• _Brief_: Count up the lines below containing the word "City", and give the result with no other words.

== Task input

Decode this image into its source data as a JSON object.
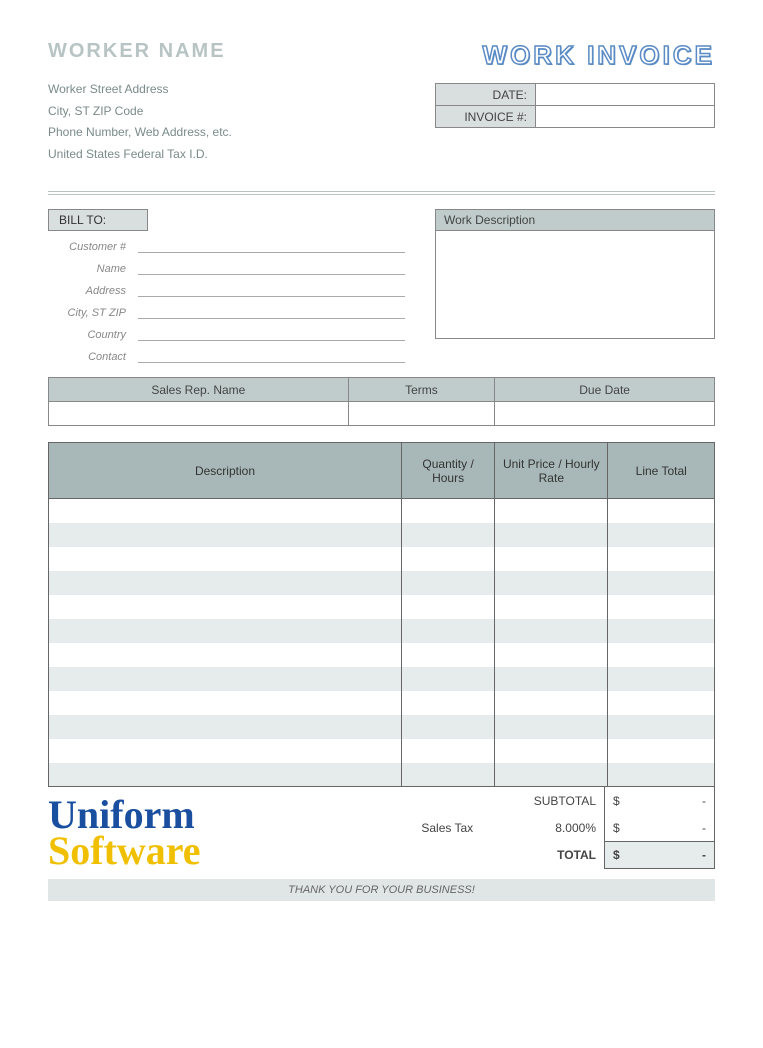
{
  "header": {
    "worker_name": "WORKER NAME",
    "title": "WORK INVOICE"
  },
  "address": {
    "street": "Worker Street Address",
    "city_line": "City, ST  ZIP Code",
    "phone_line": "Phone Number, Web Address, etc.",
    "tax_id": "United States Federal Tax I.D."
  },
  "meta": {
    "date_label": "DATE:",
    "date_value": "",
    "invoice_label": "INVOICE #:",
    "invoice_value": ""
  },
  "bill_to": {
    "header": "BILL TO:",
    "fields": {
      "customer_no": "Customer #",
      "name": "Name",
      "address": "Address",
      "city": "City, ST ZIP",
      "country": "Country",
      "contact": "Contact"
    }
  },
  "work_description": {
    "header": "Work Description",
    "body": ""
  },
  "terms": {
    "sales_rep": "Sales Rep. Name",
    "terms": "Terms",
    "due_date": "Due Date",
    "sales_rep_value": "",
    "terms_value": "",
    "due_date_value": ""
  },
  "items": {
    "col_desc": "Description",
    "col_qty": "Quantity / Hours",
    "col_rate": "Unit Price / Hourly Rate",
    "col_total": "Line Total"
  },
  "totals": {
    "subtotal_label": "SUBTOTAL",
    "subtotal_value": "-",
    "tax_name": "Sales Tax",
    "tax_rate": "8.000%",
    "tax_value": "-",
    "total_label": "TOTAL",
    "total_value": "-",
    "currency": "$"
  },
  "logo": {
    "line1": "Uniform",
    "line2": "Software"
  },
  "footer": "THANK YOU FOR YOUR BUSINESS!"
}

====
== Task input

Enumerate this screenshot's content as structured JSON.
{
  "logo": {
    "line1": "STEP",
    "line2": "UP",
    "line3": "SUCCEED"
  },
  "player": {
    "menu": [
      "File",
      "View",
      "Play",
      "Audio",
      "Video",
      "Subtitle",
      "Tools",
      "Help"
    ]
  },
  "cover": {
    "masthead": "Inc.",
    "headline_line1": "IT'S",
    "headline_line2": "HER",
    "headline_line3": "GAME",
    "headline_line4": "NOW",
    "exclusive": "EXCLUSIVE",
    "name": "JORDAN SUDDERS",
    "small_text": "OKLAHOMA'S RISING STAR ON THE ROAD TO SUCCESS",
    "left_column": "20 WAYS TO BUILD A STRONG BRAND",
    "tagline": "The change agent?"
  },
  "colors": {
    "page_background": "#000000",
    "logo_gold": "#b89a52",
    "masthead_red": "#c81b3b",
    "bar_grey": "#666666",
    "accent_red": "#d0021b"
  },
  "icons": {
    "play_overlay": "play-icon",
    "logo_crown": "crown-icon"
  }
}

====
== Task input

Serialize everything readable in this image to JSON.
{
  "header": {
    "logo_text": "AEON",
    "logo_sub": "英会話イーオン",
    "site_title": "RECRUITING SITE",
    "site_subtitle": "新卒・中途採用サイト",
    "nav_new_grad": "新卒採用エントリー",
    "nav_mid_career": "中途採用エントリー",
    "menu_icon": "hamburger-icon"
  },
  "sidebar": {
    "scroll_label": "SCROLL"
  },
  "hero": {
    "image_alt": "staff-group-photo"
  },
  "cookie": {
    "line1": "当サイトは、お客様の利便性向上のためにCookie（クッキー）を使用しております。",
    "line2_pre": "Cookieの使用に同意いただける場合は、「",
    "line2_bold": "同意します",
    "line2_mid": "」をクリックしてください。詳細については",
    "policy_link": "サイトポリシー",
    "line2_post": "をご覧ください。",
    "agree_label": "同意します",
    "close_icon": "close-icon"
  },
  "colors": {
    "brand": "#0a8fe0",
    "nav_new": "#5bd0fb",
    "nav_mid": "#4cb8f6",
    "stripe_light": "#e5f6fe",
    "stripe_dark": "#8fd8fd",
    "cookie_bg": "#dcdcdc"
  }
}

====

• _Response to the exercise_: 2